Don Mattingly said that the Dodgers’ coaching staff will meet tomorrow to discuss plans for their pitching staff. There appear to be two spots in the bullpen up for grabs, and the picture gained clarity when Mark Lowe was released this morning.
One topic that’s sure to be on the agenda: Which of the starting pitchers will become relievers?
The question has probably been answered within the organization. Now, with eight days left until Opening Day, the time has come to formally inform the Dodgers’ newest relief pitcher that he is the Dodgers’ newest relief pitcher.
“We’ll talk to those guys, make sure they can mentally start wrapping their arms around it, talk about ‘how would you like to work?’ … It’s nice to talk to the guys and get their arms wrapped around it so they can make the adjustment,” Mattingly said.
Chris Capuano is the likely candidate. Mattingly has said, in so many words, that Aaron Harang and Ted Lilly are the slowest relievers to warm up. That’s probably an anecdotal observation, not one based on a stopwatch. And while Lilly has said he’s open to moving to the bullpen, Harang didn’t share the same sentiment. So far all three pitchers have pitched as starters, either in Cactus League games or in Triple-A spring games.
Reading between the lines, then: Capuano is willing to move to the bullpen and the team thinks he can. Lilly is willing to move to the bullpen but he isn’t the team’s first choice. Harang doesn’t want to become a reliever, so unless injuries hit he’s probably the first to be traded.
That paragraph could have been written a month ago. It’s still true because the team’s projected five starters (Clayton Kershaw, Zack Greinke, Josh Beckett, Chad Billingsley and Hyun-Jin Ryu) have pitched effectively and avoided serious injuries.
The ability to warm up quickly isn’t the only determining factor in the decision. Part of the coaches’ conversation involves defining the new reliever’s role.
“You weigh in all the factors,” Mattingly said. “How would you use them? Some guys you can see pitching different styles, different ways. Can I use him as a specialist? Can I use him long? Can I use him one-plus (inning)? Different guys have different weapons that I can use out of the bullpen.”
But the ability to warm up quickly is critical.

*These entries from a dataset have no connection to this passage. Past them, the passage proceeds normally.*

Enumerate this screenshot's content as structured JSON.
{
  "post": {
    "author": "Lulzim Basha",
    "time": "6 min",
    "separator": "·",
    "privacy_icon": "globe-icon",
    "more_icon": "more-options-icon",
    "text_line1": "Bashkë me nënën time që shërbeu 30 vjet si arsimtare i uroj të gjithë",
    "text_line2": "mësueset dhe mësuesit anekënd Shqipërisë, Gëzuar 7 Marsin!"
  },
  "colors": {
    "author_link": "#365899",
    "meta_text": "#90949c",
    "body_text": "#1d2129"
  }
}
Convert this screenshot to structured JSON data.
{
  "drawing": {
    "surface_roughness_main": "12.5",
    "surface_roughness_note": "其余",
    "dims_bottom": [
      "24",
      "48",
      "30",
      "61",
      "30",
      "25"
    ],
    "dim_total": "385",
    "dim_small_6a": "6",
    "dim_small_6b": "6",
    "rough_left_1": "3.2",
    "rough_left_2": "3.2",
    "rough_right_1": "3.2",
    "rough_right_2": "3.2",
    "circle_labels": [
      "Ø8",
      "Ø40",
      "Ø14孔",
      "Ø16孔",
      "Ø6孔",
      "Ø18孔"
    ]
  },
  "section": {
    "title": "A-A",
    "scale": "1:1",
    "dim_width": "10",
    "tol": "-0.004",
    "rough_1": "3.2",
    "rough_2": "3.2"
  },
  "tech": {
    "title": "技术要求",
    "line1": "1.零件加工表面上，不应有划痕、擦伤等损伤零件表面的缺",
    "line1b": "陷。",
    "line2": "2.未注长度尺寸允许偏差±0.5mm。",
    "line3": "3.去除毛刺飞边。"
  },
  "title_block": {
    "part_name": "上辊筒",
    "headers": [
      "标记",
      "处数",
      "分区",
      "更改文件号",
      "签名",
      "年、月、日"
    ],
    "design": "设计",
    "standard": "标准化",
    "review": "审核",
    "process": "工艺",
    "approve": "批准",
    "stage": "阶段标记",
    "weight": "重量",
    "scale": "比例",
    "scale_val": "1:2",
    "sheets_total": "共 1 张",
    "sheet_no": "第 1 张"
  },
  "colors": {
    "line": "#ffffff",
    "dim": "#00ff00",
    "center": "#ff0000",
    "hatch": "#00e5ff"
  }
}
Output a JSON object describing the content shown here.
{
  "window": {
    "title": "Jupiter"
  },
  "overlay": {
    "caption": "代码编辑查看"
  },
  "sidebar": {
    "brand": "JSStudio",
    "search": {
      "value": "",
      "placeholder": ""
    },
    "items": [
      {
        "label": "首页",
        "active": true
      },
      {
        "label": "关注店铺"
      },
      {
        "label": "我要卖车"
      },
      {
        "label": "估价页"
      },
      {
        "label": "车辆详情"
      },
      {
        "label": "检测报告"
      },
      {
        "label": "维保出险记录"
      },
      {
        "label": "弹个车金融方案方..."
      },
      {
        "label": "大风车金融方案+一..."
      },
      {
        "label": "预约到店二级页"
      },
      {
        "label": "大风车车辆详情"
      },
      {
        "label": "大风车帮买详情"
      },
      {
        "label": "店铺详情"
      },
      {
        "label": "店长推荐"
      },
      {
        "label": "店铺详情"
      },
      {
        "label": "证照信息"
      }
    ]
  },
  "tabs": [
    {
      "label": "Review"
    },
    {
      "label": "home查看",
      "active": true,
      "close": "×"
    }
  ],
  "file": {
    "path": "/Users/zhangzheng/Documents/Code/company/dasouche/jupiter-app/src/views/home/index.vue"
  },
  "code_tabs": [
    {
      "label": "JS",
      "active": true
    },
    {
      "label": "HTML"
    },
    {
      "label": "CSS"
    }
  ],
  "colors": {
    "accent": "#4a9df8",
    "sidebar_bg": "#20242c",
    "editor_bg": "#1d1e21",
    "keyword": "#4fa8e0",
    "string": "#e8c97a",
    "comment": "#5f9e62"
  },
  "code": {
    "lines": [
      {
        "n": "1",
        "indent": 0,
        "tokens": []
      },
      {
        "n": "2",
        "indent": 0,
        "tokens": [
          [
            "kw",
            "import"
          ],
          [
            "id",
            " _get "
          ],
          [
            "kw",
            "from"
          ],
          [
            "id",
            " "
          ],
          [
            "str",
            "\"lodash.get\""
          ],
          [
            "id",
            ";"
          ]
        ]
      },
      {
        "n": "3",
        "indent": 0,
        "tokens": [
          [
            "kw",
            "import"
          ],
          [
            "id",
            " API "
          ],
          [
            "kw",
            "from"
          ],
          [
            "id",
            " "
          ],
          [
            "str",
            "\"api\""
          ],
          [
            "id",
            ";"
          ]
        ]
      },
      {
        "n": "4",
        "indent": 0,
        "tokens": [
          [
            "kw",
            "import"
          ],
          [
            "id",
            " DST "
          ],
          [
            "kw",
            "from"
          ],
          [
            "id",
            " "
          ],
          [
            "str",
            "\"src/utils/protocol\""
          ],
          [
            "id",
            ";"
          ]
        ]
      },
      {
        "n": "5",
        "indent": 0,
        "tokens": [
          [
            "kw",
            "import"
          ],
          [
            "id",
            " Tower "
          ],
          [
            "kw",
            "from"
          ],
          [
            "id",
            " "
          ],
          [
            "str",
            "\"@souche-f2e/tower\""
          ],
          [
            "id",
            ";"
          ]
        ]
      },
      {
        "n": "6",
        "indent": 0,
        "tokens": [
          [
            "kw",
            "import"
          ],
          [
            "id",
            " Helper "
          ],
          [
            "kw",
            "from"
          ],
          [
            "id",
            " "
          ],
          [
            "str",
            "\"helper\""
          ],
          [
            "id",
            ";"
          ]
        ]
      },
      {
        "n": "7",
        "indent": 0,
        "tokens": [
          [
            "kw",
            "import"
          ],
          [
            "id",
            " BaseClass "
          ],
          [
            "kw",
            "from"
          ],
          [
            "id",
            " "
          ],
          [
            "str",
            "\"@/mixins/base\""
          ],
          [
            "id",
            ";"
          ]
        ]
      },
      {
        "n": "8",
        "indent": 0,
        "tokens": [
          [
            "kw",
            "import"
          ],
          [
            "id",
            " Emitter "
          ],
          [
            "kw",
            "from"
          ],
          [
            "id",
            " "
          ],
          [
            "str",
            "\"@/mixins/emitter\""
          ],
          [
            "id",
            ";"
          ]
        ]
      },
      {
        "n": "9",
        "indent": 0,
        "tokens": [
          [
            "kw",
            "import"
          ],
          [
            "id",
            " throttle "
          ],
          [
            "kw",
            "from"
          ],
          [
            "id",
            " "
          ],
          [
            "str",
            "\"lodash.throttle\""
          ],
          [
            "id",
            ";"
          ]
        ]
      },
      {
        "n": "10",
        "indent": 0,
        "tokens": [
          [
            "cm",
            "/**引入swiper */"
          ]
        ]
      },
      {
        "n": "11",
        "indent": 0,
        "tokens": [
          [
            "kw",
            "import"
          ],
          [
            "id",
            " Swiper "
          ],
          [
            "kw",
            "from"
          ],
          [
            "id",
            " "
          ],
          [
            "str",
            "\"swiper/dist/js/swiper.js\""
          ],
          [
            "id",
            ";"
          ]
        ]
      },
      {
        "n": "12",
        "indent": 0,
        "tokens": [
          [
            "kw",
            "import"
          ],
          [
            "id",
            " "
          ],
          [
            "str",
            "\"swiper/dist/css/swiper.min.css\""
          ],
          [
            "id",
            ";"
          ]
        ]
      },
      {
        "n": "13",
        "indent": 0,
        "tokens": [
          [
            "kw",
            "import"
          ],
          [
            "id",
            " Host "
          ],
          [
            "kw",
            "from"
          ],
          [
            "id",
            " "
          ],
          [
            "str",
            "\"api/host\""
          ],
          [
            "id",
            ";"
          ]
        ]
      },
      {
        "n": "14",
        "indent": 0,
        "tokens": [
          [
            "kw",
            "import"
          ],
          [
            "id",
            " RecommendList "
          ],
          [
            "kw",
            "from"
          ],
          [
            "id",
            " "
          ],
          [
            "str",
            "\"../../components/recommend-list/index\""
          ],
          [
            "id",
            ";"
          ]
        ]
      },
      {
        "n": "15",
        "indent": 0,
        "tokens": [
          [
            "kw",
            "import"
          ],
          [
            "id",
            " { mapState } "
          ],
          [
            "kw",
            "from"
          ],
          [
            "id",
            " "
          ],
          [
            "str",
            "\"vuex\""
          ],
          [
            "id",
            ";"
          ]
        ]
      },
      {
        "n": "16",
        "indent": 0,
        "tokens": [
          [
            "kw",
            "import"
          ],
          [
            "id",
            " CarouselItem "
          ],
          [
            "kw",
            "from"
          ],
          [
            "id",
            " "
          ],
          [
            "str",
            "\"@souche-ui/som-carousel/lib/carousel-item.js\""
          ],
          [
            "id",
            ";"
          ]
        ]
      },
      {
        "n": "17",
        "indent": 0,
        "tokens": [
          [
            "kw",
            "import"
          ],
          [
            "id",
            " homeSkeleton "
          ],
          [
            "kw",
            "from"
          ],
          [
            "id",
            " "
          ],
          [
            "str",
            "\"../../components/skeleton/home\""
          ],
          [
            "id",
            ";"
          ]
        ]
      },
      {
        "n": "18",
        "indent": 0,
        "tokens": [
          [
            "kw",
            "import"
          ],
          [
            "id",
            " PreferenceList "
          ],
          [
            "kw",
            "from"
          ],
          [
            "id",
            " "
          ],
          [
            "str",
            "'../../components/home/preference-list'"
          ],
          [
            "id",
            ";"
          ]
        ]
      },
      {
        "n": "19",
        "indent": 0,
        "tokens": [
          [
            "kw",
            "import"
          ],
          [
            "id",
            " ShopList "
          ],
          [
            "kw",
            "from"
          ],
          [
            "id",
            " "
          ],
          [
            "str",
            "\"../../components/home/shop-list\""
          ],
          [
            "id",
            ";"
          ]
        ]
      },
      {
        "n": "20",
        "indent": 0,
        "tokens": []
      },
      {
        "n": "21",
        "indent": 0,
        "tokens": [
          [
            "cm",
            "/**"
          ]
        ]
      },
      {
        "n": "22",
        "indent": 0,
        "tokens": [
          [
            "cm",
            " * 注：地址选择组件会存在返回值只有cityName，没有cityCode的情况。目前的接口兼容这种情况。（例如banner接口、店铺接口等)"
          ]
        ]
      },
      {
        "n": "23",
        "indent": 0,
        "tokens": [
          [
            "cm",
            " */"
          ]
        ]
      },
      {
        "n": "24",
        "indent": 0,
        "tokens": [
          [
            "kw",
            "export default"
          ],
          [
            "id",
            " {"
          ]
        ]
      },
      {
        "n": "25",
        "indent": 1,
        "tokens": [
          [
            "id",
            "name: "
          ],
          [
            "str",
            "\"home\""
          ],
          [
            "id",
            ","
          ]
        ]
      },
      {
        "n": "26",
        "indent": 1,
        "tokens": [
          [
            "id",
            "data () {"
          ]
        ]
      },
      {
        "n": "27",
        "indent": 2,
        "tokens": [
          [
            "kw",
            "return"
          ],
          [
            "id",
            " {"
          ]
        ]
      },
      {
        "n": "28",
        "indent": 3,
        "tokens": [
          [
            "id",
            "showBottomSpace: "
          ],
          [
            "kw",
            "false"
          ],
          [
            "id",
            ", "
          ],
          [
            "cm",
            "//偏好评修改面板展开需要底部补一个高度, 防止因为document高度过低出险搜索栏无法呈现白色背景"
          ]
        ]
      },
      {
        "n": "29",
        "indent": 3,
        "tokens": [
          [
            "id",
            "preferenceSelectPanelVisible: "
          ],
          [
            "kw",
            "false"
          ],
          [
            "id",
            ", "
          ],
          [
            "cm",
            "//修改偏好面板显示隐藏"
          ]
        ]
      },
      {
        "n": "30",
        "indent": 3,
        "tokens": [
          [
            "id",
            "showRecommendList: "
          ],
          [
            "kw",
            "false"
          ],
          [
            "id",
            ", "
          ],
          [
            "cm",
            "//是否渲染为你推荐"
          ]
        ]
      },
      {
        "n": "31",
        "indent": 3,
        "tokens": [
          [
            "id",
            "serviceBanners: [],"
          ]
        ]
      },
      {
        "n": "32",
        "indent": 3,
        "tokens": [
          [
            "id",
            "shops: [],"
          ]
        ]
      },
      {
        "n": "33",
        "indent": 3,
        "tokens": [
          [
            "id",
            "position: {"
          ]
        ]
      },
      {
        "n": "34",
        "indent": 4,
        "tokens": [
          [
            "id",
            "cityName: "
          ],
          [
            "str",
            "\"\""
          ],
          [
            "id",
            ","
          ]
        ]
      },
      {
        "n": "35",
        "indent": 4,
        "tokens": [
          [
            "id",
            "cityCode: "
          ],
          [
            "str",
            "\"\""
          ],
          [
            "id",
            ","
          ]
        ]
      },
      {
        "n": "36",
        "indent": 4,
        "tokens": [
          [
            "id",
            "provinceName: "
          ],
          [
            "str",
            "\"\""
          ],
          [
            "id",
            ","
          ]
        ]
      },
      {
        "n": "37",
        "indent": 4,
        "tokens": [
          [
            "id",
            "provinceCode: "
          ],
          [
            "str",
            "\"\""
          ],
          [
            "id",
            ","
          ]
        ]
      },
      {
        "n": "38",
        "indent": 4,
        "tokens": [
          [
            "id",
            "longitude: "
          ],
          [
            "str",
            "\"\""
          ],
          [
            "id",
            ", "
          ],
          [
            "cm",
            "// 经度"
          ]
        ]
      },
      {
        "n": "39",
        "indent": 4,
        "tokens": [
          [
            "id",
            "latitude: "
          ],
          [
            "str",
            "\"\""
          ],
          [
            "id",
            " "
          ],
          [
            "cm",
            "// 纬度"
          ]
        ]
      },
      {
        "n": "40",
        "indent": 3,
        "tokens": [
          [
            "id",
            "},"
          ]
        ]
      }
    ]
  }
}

“Like (Randy) Choate last year,” Mattingly said. “He says, ‘give me half a hitter and I’ll be ready.’ He throws over to first base, then (I) walk out and he’s ready like that.”